_YOUR GOAL_: Would you repeat the data below exactly, taking out the images?

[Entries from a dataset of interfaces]
▬▬▬▬▬▬▬▬▬▬

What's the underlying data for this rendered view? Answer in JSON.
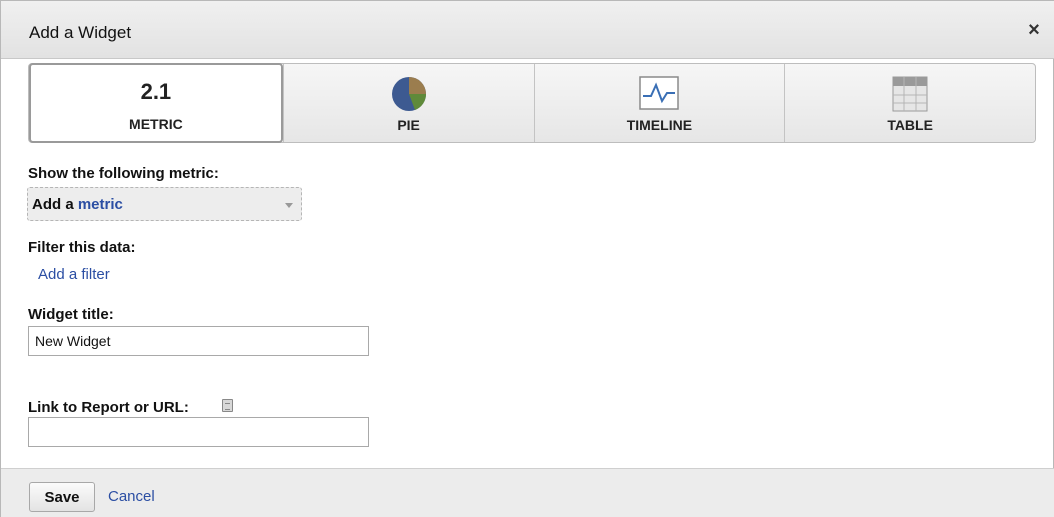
{
  "dialog": {
    "title": "Add a Widget",
    "close_symbol": "×"
  },
  "tabs": [
    {
      "label": "METRIC",
      "value": "2.1",
      "icon": "metric-value",
      "selected": true
    },
    {
      "label": "PIE",
      "icon": "pie-chart-icon",
      "selected": false
    },
    {
      "label": "TIMELINE",
      "icon": "timeline-chart-icon",
      "selected": false
    },
    {
      "label": "TABLE",
      "icon": "table-grid-icon",
      "selected": false
    }
  ],
  "form": {
    "metric_label": "Show the following metric:",
    "metric_select_prefix": "Add a",
    "metric_select_link": "metric",
    "filter_label": "Filter this data:",
    "filter_link": "Add a filter",
    "widget_title_label": "Widget title:",
    "widget_title_value": "New Widget",
    "link_label": "Link to Report or URL:",
    "link_value": ""
  },
  "footer": {
    "save_label": "Save",
    "cancel_label": "Cancel"
  },
  "colors": {
    "link": "#2b4ea3",
    "pie_blue": "#3d5a91",
    "pie_green": "#5f8a3a",
    "pie_brown": "#9b7d4e",
    "timeline_line": "#3a6fb5"
  }
}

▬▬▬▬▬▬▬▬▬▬

_EXERCISE OUTPUT_:
What's the underlying data for this rendered view? Answer in JSON.
{
  "dialog": {
    "title": "Add a Widget",
    "close_symbol": "×"
  },
  "tabs": [
    {
      "label": "METRIC",
      "value": "2.1",
      "icon": "metric-value",
      "selected": true
    },
    {
      "label": "PIE",
      "icon": "pie-chart-icon",
      "selected": false
    },
    {
      "label": "TIMELINE",
      "icon": "timeline-chart-icon",
      "selected": false
    },
    {
      "label": "TABLE",
      "icon": "table-grid-icon",
      "selected": false
    }
  ],
  "form": {
    "metric_label": "Show the following metric:",
    "metric_select_prefix": "Add a",
    "metric_select_link": "metric",
    "filter_label": "Filter this data:",
    "filter_link": "Add a filter",
    "widget_title_label": "Widget title:",
    "widget_title_value": "New Widget",
    "link_label": "Link to Report or URL:",
    "link_value": ""
  },
  "footer": {
    "save_label": "Save",
    "cancel_label": "Cancel"
  },
  "colors": {
    "link": "#2b4ea3",
    "pie_blue": "#3d5a91",
    "pie_green": "#5f8a3a",
    "pie_brown": "#9b7d4e",
    "timeline_line": "#3a6fb5"
  }
}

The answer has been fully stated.